Today the House is in recess until after Labor Day. Proposed changes in FERS, which would require you to pay 6 percent more for the benefit while cost of living adjustments would be eliminated for retirees, seem less urgent.
Congressional leaders say they have reached agreement on a plan to pass a stopgap government funding bill through Dec. 7, thereby avoiding a partial government shutdown on Oct. 1.
With 12 days until the new fiscal year and less than 50 from the midterm elections, many current and retired federal workers have a lot on their plate.
The Trump administration wants to cut costs in the giant federal retirement program by totally eliminating future COLAs for FERS retirees. If it becomes law the 2019 COLA would be the last.
The CSRS and FERS programs are considered the jewel in the crown of federal civil service benefits but the Trump administration wants to cut costs in the giant federal retirement program by totally eliminating future COLAs for FERS retirees. NARFE’s Jessica Klement and John Hatton join host Mike Causey on this week’s Your Turn to discuss what the organization is doing to protect all federal benefits, including the retirement plan. September 18, 2018
With 43 days until the midterm elections and five days from the fiscal new year, a 1.9 percent pay raise for white collar feds is looking good.
Federal Managers Association President Renee Johnson and FMA Government and Public Affairs Director Greg Stanford join host Mike Causey on this week’s Your Turn to discuss what their organization is doing to help secure a 1.9 percent pay raise for white collar feds. September 26, 2018
Many people will actually pay less for coverage in 2019 than they are paying this year. That’s for sure, and it’s a very big deal.
Find out what has to happen for Congress to approve a pay raise for federal workers and what’s the latest on the Trump Administrations’ plans to re-train what is sees as an aging, tech-challenged workforce on this week’s Your Turn.
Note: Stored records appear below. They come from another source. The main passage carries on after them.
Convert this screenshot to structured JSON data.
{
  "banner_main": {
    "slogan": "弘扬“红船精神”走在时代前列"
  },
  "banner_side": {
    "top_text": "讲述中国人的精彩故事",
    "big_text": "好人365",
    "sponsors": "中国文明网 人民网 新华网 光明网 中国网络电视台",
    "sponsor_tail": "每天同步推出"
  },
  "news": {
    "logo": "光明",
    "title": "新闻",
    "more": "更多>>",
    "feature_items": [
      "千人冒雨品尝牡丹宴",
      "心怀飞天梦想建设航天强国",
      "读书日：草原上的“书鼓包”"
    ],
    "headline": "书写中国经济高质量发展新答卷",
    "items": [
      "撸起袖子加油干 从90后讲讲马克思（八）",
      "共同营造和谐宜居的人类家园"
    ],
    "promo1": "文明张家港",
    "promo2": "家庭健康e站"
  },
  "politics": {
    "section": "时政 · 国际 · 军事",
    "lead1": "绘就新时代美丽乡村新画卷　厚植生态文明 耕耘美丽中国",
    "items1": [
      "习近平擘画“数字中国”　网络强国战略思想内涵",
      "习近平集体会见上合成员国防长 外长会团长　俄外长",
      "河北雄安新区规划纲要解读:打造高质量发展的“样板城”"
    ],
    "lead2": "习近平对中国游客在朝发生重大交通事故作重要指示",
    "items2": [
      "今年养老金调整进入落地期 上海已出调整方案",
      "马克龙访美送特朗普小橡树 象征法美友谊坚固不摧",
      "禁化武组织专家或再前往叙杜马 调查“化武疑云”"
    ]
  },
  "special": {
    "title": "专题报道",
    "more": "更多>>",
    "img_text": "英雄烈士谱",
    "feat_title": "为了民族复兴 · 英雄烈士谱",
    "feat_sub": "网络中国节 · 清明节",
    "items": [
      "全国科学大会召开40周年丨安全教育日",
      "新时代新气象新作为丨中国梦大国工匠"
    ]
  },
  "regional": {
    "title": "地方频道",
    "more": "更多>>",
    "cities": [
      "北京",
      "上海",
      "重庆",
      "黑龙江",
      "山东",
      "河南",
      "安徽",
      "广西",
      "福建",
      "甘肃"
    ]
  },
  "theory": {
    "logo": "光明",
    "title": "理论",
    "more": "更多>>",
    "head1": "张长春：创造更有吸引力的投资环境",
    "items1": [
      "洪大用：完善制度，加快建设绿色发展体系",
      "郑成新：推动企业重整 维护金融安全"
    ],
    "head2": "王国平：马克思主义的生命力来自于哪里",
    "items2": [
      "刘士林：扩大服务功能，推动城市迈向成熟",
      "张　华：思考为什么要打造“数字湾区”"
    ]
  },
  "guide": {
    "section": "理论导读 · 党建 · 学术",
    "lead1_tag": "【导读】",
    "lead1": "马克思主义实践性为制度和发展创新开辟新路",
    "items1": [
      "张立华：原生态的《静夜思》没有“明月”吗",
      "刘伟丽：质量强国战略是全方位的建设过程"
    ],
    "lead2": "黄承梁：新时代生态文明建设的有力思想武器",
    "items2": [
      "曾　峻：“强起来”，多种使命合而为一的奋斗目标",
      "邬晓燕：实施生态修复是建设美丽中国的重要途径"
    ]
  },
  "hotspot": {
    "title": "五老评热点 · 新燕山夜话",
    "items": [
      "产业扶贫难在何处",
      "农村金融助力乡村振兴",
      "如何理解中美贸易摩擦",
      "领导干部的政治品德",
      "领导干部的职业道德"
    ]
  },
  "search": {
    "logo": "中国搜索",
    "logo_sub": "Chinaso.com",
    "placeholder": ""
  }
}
National Active and Retired Federal Employees released its scorecard lawmakers this week according to how they voted on various legislation in the 115th Congress which the organization deemed beneficial or of concern to its members.